(Page and application data records)
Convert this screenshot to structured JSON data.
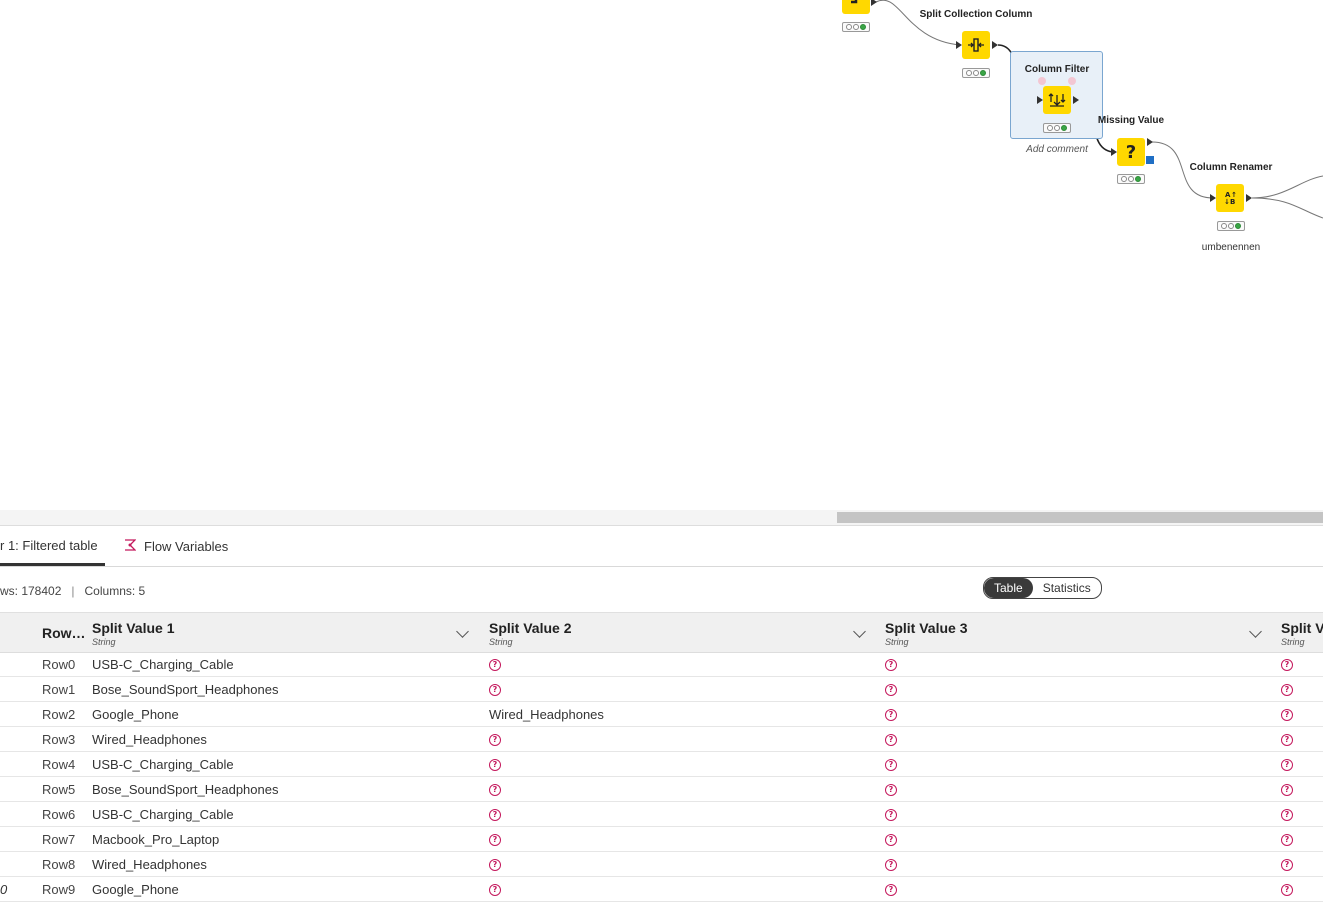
{
  "workflow": {
    "nodes": {
      "split_collection": {
        "title": "Split Collection Column"
      },
      "column_filter": {
        "title": "Column Filter",
        "comment": "Add comment"
      },
      "missing_value": {
        "title": "Missing Value"
      },
      "column_renamer": {
        "title": "Column Renamer",
        "comment": "umbenennen"
      }
    },
    "icons": {
      "split_collection": "split-collection-icon",
      "column_filter": "column-filter-icon",
      "missing_value": "missing-value-icon",
      "column_renamer": "column-renamer-icon"
    },
    "node_color": "#ffd800"
  },
  "tabs": {
    "output": "r 1: Filtered table",
    "flow_variables": "Flow Variables"
  },
  "info": {
    "rows": "ws: 178402",
    "separator": "|",
    "columns": "Columns: 5"
  },
  "view_toggle": {
    "table": "Table",
    "statistics": "Statistics",
    "selected": "Table"
  },
  "table": {
    "headers": [
      {
        "name": "Row…",
        "type": ""
      },
      {
        "name": "Split Value 1",
        "type": "String"
      },
      {
        "name": "Split Value 2",
        "type": "String"
      },
      {
        "name": "Split Value 3",
        "type": "String"
      },
      {
        "name": "Split V",
        "type": "String"
      }
    ],
    "rows": [
      {
        "index": "",
        "id": "Row0",
        "v1": "USB-C_Charging_Cable",
        "v2": null,
        "v3": null,
        "v4": null
      },
      {
        "index": "",
        "id": "Row1",
        "v1": "Bose_SoundSport_Headphones",
        "v2": null,
        "v3": null,
        "v4": null
      },
      {
        "index": "",
        "id": "Row2",
        "v1": "Google_Phone",
        "v2": "Wired_Headphones",
        "v3": null,
        "v4": null
      },
      {
        "index": "",
        "id": "Row3",
        "v1": "Wired_Headphones",
        "v2": null,
        "v3": null,
        "v4": null
      },
      {
        "index": "",
        "id": "Row4",
        "v1": "USB-C_Charging_Cable",
        "v2": null,
        "v3": null,
        "v4": null
      },
      {
        "index": "",
        "id": "Row5",
        "v1": "Bose_SoundSport_Headphones",
        "v2": null,
        "v3": null,
        "v4": null
      },
      {
        "index": "",
        "id": "Row6",
        "v1": "USB-C_Charging_Cable",
        "v2": null,
        "v3": null,
        "v4": null
      },
      {
        "index": "",
        "id": "Row7",
        "v1": "Macbook_Pro_Laptop",
        "v2": null,
        "v3": null,
        "v4": null
      },
      {
        "index": "",
        "id": "Row8",
        "v1": "Wired_Headphones",
        "v2": null,
        "v3": null,
        "v4": null
      },
      {
        "index": "0",
        "id": "Row9",
        "v1": "Google_Phone",
        "v2": null,
        "v3": null,
        "v4": null
      }
    ],
    "missing_symbol": "?",
    "missing_color": "#c4185c"
  }
}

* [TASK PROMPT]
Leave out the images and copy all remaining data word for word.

* [SOLUTION TO THIS EXERCISE]
Convert this screenshot to structured JSON data.
{
  "workflow": {
    "nodes": {
      "split_collection": {
        "title": "Split Collection Column"
      },
      "column_filter": {
        "title": "Column Filter",
        "comment": "Add comment"
      },
      "missing_value": {
        "title": "Missing Value"
      },
      "column_renamer": {
        "title": "Column Renamer",
        "comment": "umbenennen"
      }
    },
    "icons": {
      "split_collection": "split-collection-icon",
      "column_filter": "column-filter-icon",
      "missing_value": "missing-value-icon",
      "column_renamer": "column-renamer-icon"
    },
    "node_color": "#ffd800"
  },
  "tabs": {
    "output": "r 1: Filtered table",
    "flow_variables": "Flow Variables"
  },
  "info": {
    "rows": "ws: 178402",
    "separator": "|",
    "columns": "Columns: 5"
  },
  "view_toggle": {
    "table": "Table",
    "statistics": "Statistics",
    "selected": "Table"
  },
  "table": {
    "headers": [
      {
        "name": "Row…",
        "type": ""
      },
      {
        "name": "Split Value 1",
        "type": "String"
      },
      {
        "name": "Split Value 2",
        "type": "String"
      },
      {
        "name": "Split Value 3",
        "type": "String"
      },
      {
        "name": "Split V",
        "type": "String"
      }
    ],
    "rows": [
      {
        "index": "",
        "id": "Row0",
        "v1": "USB-C_Charging_Cable",
        "v2": null,
        "v3": null,
        "v4": null
      },
      {
        "index": "",
        "id": "Row1",
        "v1": "Bose_SoundSport_Headphones",
        "v2": null,
        "v3": null,
        "v4": null
      },
      {
        "index": "",
        "id": "Row2",
        "v1": "Google_Phone",
        "v2": "Wired_Headphones",
        "v3": null,
        "v4": null
      },
      {
        "index": "",
        "id": "Row3",
        "v1": "Wired_Headphones",
        "v2": null,
        "v3": null,
        "v4": null
      },
      {
        "index": "",
        "id": "Row4",
        "v1": "USB-C_Charging_Cable",
        "v2": null,
        "v3": null,
        "v4": null
      },
      {
        "index": "",
        "id": "Row5",
        "v1": "Bose_SoundSport_Headphones",
        "v2": null,
        "v3": null,
        "v4": null
      },
      {
        "index": "",
        "id": "Row6",
        "v1": "USB-C_Charging_Cable",
        "v2": null,
        "v3": null,
        "v4": null
      },
      {
        "index": "",
        "id": "Row7",
        "v1": "Macbook_Pro_Laptop",
        "v2": null,
        "v3": null,
        "v4": null
      },
      {
        "index": "",
        "id": "Row8",
        "v1": "Wired_Headphones",
        "v2": null,
        "v3": null,
        "v4": null
      },
      {
        "index": "0",
        "id": "Row9",
        "v1": "Google_Phone",
        "v2": null,
        "v3": null,
        "v4": null
      }
    ],
    "missing_symbol": "?",
    "missing_color": "#c4185c"
  }
}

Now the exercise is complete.